__Directions for this task__
A line qualifies if it holds the string "level". Copy every qualifying line from the records.
☆ ☆ ☆ ☆
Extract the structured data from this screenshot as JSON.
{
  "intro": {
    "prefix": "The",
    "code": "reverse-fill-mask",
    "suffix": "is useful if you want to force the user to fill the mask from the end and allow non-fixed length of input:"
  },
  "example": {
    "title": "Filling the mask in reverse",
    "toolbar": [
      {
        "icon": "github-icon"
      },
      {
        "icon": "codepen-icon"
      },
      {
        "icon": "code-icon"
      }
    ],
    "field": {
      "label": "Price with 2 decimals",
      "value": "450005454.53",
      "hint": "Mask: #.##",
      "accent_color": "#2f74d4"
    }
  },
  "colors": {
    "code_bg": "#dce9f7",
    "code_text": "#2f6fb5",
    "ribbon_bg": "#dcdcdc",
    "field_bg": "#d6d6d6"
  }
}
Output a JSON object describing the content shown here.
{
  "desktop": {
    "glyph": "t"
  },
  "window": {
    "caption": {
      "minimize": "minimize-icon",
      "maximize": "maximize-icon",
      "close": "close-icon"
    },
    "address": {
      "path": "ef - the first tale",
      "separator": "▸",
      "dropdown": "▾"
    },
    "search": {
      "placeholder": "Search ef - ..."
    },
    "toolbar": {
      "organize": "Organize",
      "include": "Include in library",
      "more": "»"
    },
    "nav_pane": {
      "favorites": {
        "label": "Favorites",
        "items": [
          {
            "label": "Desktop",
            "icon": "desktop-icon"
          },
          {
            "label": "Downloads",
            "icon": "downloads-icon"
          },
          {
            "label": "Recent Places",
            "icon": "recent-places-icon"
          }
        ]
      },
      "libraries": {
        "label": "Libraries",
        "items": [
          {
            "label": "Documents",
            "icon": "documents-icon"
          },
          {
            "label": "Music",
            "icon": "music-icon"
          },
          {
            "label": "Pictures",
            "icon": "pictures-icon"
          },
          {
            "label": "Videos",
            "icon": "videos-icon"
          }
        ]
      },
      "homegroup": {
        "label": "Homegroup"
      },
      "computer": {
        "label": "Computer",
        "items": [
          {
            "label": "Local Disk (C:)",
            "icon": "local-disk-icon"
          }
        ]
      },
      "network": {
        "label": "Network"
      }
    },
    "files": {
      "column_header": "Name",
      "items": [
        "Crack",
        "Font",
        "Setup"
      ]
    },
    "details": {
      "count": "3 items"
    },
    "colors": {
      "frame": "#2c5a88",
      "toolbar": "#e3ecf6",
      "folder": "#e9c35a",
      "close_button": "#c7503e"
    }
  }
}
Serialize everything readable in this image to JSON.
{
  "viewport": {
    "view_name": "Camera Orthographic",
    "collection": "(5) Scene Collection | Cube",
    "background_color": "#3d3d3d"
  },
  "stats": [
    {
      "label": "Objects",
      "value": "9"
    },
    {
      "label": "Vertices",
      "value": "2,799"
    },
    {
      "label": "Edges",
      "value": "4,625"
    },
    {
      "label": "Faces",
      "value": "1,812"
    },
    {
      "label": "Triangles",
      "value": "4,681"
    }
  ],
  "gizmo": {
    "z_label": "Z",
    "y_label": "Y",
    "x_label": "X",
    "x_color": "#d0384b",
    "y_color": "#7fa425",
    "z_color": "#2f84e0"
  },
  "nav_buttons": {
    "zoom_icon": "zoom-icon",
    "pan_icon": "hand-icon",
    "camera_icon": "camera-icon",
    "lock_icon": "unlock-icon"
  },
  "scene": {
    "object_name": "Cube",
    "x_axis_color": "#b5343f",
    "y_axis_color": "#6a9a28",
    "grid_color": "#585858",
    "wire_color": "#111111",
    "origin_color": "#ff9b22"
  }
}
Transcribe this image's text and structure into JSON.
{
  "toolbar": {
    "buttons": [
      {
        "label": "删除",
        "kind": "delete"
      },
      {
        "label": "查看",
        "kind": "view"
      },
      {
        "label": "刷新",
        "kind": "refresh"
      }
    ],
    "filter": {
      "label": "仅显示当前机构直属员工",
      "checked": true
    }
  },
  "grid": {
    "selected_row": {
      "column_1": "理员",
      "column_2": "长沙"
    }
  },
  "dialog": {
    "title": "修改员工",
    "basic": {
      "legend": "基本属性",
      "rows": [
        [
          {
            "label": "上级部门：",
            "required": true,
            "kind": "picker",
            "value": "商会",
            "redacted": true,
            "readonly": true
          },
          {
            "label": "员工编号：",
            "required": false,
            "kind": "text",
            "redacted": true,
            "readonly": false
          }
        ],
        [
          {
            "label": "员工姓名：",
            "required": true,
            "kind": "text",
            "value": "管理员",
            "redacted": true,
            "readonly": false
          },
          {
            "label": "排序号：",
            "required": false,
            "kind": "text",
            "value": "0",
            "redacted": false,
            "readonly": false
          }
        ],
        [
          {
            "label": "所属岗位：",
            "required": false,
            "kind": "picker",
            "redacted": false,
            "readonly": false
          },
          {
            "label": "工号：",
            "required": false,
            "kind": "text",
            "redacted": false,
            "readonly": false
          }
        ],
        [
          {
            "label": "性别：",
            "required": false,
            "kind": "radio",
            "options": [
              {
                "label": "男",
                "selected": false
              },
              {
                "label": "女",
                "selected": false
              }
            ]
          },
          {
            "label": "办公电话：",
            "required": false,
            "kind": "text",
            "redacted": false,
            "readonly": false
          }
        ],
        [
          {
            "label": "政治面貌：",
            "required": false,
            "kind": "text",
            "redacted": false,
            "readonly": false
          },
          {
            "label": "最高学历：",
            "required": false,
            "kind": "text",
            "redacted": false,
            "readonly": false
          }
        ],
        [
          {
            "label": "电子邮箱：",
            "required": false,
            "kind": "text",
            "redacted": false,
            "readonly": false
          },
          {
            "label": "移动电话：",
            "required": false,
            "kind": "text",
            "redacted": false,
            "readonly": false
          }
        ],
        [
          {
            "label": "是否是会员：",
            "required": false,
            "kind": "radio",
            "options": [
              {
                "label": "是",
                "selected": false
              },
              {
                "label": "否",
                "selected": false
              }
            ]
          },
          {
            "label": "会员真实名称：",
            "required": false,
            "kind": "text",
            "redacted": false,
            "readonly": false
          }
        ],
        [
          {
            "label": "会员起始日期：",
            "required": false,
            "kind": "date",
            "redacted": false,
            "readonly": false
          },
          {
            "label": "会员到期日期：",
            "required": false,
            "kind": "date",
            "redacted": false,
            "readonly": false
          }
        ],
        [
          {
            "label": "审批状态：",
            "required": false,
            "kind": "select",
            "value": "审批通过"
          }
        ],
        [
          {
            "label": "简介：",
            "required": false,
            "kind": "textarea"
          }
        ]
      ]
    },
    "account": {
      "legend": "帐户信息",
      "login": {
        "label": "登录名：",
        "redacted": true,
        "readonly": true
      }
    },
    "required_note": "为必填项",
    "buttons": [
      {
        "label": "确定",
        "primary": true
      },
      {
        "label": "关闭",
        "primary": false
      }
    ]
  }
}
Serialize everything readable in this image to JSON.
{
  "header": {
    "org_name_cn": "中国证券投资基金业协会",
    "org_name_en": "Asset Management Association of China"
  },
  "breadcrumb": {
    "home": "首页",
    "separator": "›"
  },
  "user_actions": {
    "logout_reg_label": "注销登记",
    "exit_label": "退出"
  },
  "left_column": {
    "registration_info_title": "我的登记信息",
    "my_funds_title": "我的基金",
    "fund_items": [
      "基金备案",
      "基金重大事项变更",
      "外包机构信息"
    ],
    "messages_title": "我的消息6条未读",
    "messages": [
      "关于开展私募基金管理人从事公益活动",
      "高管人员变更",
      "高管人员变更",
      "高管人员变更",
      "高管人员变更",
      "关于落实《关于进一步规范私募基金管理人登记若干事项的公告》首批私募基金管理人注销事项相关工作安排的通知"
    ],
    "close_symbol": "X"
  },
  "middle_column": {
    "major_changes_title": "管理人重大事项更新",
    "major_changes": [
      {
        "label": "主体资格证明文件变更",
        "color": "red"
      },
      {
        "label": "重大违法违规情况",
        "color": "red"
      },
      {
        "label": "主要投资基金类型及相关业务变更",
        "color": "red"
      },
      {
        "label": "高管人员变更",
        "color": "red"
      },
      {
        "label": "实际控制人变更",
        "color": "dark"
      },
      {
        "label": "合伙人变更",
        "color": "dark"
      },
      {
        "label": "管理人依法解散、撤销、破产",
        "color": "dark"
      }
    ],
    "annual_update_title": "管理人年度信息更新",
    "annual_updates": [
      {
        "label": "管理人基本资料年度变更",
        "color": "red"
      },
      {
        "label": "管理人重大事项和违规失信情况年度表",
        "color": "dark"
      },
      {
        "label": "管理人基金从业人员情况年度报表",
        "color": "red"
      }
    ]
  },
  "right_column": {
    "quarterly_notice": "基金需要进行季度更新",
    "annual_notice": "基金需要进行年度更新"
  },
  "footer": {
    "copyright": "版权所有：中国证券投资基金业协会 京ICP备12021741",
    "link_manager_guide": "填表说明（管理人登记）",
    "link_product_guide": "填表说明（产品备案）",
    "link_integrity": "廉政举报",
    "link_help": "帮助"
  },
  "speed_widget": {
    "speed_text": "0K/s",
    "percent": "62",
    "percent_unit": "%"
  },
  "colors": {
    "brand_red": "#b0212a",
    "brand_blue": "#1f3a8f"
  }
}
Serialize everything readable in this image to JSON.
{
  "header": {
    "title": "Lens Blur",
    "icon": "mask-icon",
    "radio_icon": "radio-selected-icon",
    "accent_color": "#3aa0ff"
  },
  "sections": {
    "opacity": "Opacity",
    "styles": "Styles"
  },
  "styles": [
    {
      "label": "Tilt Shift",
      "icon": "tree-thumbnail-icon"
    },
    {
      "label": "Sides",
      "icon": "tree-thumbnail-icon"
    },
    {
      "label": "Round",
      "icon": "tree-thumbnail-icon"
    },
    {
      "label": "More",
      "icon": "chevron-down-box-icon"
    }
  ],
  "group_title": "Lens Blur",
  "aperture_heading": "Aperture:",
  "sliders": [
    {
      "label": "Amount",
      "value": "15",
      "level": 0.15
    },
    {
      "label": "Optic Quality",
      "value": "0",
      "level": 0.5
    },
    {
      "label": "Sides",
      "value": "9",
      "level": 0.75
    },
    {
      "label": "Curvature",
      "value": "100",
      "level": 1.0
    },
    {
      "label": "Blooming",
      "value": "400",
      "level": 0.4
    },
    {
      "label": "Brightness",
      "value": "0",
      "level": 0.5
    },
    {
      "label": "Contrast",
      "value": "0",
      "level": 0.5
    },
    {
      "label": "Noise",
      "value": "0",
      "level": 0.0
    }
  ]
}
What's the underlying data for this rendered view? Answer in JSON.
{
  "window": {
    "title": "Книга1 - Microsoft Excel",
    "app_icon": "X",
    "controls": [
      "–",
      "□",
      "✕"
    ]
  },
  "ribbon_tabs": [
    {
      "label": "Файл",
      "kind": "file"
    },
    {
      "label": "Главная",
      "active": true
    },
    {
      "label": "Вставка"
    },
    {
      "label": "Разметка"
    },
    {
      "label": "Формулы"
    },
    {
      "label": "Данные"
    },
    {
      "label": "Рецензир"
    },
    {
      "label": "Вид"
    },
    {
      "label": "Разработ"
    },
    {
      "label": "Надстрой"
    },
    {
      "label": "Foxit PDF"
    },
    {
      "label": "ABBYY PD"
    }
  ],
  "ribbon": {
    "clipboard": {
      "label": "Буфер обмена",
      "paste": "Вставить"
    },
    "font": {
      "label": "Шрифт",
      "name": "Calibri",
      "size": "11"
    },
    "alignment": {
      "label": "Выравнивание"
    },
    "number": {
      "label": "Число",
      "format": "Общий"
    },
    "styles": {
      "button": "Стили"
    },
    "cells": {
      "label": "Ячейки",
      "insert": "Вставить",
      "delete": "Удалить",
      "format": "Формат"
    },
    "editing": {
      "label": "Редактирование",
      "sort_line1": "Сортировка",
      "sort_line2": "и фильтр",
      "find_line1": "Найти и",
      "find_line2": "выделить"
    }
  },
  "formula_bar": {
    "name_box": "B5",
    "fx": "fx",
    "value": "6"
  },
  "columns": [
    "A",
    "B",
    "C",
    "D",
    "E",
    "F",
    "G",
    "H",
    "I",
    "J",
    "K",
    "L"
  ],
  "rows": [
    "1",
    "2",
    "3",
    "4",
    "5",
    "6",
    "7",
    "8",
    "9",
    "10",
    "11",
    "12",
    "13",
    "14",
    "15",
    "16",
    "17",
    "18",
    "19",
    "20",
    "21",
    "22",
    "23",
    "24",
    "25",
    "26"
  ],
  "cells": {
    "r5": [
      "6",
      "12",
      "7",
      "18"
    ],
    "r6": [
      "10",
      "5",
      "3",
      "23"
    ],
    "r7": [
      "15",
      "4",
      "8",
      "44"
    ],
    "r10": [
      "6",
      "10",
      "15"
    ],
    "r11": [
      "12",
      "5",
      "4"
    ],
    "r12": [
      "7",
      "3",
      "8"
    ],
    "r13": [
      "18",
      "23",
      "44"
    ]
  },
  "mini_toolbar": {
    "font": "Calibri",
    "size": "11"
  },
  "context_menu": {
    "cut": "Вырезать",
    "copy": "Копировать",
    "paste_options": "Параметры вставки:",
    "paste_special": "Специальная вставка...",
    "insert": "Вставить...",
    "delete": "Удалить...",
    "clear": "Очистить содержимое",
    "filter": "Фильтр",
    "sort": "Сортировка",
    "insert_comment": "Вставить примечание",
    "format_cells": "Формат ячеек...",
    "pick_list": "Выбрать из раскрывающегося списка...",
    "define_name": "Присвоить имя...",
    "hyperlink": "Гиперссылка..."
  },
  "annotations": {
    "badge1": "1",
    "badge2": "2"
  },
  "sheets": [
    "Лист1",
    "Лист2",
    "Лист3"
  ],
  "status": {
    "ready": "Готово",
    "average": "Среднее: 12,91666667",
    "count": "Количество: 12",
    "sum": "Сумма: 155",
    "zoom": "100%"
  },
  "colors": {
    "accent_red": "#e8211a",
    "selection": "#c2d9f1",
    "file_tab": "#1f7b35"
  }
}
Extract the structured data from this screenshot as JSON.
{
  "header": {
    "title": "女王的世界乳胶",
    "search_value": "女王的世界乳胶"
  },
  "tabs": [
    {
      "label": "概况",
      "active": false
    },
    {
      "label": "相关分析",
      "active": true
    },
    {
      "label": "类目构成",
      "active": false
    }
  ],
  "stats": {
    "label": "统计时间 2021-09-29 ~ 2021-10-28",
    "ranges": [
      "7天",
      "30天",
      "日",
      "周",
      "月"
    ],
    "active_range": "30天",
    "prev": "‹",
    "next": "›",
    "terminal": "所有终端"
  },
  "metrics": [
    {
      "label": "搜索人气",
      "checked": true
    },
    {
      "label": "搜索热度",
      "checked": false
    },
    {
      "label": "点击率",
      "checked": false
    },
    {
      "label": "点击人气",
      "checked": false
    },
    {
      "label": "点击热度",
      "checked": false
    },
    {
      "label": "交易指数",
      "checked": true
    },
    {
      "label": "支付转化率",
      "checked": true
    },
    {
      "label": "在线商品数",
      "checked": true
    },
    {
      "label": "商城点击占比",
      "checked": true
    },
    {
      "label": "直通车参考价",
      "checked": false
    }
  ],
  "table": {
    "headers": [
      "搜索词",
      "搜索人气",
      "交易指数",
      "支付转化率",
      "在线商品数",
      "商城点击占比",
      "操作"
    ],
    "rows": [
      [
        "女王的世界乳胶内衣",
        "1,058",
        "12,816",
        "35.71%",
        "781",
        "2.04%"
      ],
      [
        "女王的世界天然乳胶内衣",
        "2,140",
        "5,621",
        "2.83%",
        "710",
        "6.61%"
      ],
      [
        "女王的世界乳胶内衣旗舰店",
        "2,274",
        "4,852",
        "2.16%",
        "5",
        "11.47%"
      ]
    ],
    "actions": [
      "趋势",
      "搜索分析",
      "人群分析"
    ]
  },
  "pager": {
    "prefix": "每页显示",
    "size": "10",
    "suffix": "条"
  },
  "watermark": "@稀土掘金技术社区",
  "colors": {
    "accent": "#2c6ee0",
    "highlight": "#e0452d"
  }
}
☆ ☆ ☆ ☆
__Response__
      "level": 0.15
      "level": 0.5
      "level": 0.75
      "level": 1.0
      "level": 0.4
      "level": 0.5
      "level": 0.5
      "level": 0.0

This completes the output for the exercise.